Once you have made students aware of a behavior they need to correct (lateness, talking out, not following directions, etc.) and you have reminded them...follow through: call home, give teacher detention, or whatever consequence you use for a first offense.
Hold students to the rules (schoolwide and classroom) starting from the beginning of the year. It's your prerogative if you want to cut them some slack in June, but establishing "new" rules mid-year is problematic.
5-Be firm, decisive, and self-assured. Be the leader. Don't equivocate.
Students will push back. There will always be one or more who don't like the parameters that have been established by you or the school. Don't cave in.
Throughout my career I have had administrators, social workers, and guidance counsellors ask for special dispensation for students who "didn't like" docking their cell phone in a designated area of the classroom or "had" to manipulate an object (toy) in order to learn.
If a student has an IEP which states that they must snack, leave their seat, or engage in some other activity during class time for which there is a prohibition, you must comply.

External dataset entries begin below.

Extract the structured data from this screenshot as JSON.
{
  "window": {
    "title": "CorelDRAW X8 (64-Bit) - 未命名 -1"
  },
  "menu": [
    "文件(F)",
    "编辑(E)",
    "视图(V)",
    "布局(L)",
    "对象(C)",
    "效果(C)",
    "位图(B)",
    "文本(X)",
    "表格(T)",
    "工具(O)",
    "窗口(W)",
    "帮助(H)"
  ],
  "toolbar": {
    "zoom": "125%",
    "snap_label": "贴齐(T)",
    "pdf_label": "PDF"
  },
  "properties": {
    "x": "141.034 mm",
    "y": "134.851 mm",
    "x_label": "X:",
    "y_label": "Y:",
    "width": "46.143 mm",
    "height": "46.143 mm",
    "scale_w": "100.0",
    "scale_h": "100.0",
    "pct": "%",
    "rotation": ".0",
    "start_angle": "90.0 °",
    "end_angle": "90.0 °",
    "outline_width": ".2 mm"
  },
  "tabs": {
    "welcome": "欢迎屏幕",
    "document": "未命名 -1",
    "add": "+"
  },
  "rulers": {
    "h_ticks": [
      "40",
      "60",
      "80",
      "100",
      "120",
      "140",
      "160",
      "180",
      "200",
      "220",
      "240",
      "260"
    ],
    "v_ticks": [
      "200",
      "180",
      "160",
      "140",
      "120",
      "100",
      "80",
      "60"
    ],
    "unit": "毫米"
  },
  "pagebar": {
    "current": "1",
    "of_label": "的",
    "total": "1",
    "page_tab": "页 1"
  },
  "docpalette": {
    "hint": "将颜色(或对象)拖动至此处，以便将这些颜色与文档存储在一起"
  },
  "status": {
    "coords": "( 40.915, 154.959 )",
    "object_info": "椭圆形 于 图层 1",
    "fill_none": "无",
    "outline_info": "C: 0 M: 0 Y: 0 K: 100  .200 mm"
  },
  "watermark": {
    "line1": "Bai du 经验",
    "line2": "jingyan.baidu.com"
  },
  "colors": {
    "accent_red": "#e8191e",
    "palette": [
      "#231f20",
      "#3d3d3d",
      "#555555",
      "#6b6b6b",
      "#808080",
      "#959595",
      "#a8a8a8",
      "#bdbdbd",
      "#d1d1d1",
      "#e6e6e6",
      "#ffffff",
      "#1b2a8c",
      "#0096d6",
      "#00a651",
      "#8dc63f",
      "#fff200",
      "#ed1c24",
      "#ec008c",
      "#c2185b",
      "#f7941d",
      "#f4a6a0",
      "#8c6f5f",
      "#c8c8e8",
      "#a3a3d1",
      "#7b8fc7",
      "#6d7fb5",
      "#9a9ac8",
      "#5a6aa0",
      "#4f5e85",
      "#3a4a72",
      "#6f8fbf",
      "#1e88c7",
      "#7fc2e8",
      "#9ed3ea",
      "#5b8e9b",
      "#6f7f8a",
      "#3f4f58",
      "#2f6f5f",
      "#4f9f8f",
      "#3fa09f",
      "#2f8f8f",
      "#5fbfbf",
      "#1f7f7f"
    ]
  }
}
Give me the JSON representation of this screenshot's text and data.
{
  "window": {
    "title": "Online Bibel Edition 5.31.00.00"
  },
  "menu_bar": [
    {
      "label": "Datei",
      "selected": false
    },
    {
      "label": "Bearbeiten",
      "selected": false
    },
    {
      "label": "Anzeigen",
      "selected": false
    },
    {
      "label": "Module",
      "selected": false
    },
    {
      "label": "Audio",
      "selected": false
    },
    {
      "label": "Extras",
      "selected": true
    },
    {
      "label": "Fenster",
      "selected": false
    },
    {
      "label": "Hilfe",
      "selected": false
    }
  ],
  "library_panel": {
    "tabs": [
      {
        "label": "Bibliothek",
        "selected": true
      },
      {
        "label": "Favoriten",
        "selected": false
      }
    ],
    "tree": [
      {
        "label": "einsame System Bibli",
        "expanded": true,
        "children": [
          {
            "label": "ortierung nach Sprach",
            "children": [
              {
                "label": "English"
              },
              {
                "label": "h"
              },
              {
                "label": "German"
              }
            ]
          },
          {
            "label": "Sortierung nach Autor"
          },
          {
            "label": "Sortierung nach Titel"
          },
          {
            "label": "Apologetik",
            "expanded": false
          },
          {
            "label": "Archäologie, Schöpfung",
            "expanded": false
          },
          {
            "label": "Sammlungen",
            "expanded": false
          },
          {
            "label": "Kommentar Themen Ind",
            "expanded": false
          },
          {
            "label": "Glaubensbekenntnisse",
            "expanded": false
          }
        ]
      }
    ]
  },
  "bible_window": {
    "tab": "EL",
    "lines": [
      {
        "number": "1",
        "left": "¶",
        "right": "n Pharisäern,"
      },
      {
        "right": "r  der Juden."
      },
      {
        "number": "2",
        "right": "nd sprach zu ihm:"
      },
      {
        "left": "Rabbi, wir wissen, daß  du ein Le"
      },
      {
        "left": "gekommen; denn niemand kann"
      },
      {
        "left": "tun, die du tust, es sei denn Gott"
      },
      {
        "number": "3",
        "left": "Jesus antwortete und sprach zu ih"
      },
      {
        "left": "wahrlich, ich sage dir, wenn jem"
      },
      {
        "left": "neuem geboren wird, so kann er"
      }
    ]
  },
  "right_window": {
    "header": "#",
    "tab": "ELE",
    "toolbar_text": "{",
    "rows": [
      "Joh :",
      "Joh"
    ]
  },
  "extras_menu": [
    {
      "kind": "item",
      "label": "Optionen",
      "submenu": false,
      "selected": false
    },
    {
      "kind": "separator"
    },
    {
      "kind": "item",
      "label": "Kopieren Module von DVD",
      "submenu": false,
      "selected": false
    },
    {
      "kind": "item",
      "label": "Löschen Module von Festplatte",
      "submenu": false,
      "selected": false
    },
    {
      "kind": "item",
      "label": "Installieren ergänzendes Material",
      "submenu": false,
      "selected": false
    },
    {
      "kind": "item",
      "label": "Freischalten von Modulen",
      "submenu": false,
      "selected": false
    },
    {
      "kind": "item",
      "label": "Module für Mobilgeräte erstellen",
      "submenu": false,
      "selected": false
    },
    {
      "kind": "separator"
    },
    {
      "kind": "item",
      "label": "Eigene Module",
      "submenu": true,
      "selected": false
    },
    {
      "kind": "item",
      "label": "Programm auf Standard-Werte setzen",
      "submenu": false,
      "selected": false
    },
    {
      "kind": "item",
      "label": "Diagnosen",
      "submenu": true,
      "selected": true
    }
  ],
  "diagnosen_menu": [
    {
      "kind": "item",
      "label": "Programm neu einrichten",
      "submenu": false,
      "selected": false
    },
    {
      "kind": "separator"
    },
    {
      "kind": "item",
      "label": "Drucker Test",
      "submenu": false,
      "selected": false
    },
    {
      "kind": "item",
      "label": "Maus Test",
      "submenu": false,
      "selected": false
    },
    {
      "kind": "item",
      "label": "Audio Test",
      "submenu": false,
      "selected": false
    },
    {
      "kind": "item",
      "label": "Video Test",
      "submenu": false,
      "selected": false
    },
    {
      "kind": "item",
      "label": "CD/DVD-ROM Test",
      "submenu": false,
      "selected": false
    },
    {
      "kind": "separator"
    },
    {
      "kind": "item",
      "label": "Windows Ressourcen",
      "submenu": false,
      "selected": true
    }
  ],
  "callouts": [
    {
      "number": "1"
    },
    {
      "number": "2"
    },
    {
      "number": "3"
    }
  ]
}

However, I would urge you to work with the student, parent, and/or counselor to find a discreet manner in which the student can fulfill his/her needs outside of the sight of their classmates.
Students following a school rule against wearing hats in-doors (for example) will (justifiably) inquire about another student that is seen wearing one. At that point, you could explain that the student has (for example) a documented medical condition which necessitates his/her head be covered. Hopefully, the student making the inquiry will comprehend the nuances of when certain rules may not apply.
Barring the rare occasion that a student has a medical or religious excuse for an accommodation, do not get drawn into extended debates over procedures that need to be followed. Students must follow rules just as they will have to as adults. Stand firm.
6-Set boundaries. Be friendly, but not their friend. High School students are burgeoning adults.
G. KATZ CHRONICLE Classroom Management is about delivering the curriculum in a concise and interesting manner, sans fluff. Don't include unnecessary information. Don’t overshare about your personal life. Teaching shouldn't be about how many "likes" you can get or your score on RateMyTeachers.com
Encourage all students to participate appropriately. Don’t let a few kids hijack the spotlight. Limit students who attempt to rob their classmates of your attention.
7-Don't infantilize them. Treat them like the capable, intelligent people you expect them to be. This is not an elementary school.
8-Teach authentically, to your strengths and with your own style. There truly is no other way to sustainably manage a classroom.
You will make mistakes. Everyone does. Be honest about that and own yours.
9-Accept what you cannot control. Once you have established clear boundaries and consistently applied them you will still sometimes get an incorrigible student or a parent or school "team" member who undermines what you trying to accomplish.
You will never be able to talk sense to these people. Do your best to minimize their destructive influence. Clock out at 3:00 PM. Go for a run/Have a glass of wine/Drive a golf ball ...Whatever it takes so that you can do it again next time.
10-Find humor. If you can make a joke about something the class is learning---do it! Humor can help students learn. My ebook Get Stoked for Science Jokes is a collection of jokes by unit that you can use in your classroom. Download it for FREE!
Find humor, too, in non-conformist trends like purple hair, piercings, saggy pants, and tattoos. As long as students are participating appropriately in class, you can teach and they can learn.
Gertrude Katz has spent over 30 years teaching K-12 public school students all major subjects. She has taught biology and education at the college level. The majority of her career has been spent instructing biology at the secondary level.